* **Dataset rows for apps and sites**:
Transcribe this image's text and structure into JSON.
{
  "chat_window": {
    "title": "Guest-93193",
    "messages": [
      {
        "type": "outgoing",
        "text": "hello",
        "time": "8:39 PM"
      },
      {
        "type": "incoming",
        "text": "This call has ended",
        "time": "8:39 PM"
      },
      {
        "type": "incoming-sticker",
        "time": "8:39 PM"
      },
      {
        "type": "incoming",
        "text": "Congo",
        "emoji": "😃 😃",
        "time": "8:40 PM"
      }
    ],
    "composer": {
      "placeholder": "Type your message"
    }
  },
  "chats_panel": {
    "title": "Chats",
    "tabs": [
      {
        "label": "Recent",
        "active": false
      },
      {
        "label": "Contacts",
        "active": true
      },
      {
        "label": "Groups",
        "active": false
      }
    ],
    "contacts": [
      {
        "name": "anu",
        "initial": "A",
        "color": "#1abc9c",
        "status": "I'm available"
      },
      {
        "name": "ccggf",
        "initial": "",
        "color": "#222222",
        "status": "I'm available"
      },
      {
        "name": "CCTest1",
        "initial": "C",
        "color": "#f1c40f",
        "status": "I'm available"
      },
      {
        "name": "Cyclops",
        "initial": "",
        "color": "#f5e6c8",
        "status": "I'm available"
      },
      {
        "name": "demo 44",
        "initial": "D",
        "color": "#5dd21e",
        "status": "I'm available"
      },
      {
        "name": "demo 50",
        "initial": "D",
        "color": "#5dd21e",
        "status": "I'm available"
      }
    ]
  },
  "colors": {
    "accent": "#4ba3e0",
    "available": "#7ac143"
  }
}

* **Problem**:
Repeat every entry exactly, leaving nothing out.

* **The answer**:
Transcribe this image's text and structure into JSON.
{
  "chat_window": {
    "title": "Guest-93193",
    "messages": [
      {
        "type": "outgoing",
        "text": "hello",
        "time": "8:39 PM"
      },
      {
        "type": "incoming",
        "text": "This call has ended",
        "time": "8:39 PM"
      },
      {
        "type": "incoming-sticker",
        "time": "8:39 PM"
      },
      {
        "type": "incoming",
        "text": "Congo",
        "emoji": "😃 😃",
        "time": "8:40 PM"
      }
    ],
    "composer": {
      "placeholder": "Type your message"
    }
  },
  "chats_panel": {
    "title": "Chats",
    "tabs": [
      {
        "label": "Recent",
        "active": false
      },
      {
        "label": "Contacts",
        "active": true
      },
      {
        "label": "Groups",
        "active": false
      }
    ],
    "contacts": [
      {
        "name": "anu",
        "initial": "A",
        "color": "#1abc9c",
        "status": "I'm available"
      },
      {
        "name": "ccggf",
        "initial": "",
        "color": "#222222",
        "status": "I'm available"
      },
      {
        "name": "CCTest1",
        "initial": "C",
        "color": "#f1c40f",
        "status": "I'm available"
      },
      {
        "name": "Cyclops",
        "initial": "",
        "color": "#f5e6c8",
        "status": "I'm available"
      },
      {
        "name": "demo 44",
        "initial": "D",
        "color": "#5dd21e",
        "status": "I'm available"
      },
      {
        "name": "demo 50",
        "initial": "D",
        "color": "#5dd21e",
        "status": "I'm available"
      }
    ]
  },
  "colors": {
    "accent": "#4ba3e0",
    "available": "#7ac143"
  }
}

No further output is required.